      In London, WikiLeaks founder and self-branded information anarchist Julian Assange addressed a sea of people outside Paternoster Square behind a line of riot police. As Assange tried to quiet the crowd, rows of protesters fell to their knees screaming "Let Jesus speak!"
       
      “This movement is not about the destruction of law, it is about the construction of law,” Assange told those assembled without bothering to explain what new law was being constructed. “I just wanted to say, we are all individuals.” 
       
      Ronan McNern, 36, an activist working to support the Occupy movement, insisted to a Newsweek reporter that the protesters did have a plan, but when pressed had no details. 

      "But there is a plan," He said while dizzyingly insisting the movement was leaderless on purpose. “We need a new movement. That movement doesn’t know what it is yet, but this is the beginning.” 
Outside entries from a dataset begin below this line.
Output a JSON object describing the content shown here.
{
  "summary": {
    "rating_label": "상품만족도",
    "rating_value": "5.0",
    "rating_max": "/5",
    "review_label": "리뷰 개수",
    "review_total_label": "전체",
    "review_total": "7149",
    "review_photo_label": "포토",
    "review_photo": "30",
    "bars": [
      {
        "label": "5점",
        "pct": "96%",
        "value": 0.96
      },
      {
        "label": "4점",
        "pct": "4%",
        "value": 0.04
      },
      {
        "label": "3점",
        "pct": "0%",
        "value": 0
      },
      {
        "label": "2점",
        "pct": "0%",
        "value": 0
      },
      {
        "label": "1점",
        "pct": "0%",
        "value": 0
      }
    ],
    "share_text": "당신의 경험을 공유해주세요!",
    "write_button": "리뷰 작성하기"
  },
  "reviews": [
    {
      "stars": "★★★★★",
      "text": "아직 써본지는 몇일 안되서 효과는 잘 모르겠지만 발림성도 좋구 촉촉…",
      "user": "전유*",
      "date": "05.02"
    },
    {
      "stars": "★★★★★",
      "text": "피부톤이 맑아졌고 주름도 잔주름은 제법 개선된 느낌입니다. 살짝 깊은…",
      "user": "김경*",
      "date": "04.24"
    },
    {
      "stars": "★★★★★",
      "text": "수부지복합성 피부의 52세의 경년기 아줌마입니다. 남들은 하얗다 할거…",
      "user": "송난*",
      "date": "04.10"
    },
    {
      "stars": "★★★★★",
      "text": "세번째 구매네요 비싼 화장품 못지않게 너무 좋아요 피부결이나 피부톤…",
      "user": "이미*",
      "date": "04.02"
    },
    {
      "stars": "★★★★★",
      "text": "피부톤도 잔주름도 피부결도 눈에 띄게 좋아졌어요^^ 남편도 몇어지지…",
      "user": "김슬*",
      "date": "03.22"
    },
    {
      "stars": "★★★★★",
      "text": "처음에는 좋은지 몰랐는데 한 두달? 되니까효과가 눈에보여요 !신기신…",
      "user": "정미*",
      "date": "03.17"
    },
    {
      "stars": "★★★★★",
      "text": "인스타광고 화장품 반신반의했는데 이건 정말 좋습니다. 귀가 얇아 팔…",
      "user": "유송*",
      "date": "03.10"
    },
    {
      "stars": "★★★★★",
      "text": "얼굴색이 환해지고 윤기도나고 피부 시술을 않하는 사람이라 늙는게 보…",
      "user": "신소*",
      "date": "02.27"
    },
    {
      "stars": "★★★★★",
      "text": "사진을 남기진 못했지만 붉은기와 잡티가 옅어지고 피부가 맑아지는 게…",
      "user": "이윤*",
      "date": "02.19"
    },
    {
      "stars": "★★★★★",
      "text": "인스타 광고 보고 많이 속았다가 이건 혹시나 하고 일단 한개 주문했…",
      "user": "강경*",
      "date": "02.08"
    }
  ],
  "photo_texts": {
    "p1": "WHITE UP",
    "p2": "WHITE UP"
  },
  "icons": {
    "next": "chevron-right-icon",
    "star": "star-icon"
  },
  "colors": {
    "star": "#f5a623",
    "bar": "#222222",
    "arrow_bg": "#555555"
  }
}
      But while the protests began peacefully, AFP reported the protests turned violent in Rome, where demonstrators turned on police after smashing bank and storefront windows and setting cars on fire in a historic piazza.
       
      Italian news agency ANSA said 70 people were hurt in the clashes, three of whom were in serious condition.
       
      AFP said the violence appeared to stem from an isolated group of protesters among tens of thousands of largely peaceful demonstrators who marched in Rome yesterday. As the violent clashes raged, some peaceful protesters were reportedly forced to take refuge on the steps of St. John Lateran basilica and within the church itself.
       
      As chants of “Here Comes the Ethical Revolution,” “We Are the 99 Percent,” “Cameron Must Go,” and “Goldman Sachs Is the Work of the Devil” resounded around the world,  few had any idea where the protest was going - including the protesters themselves.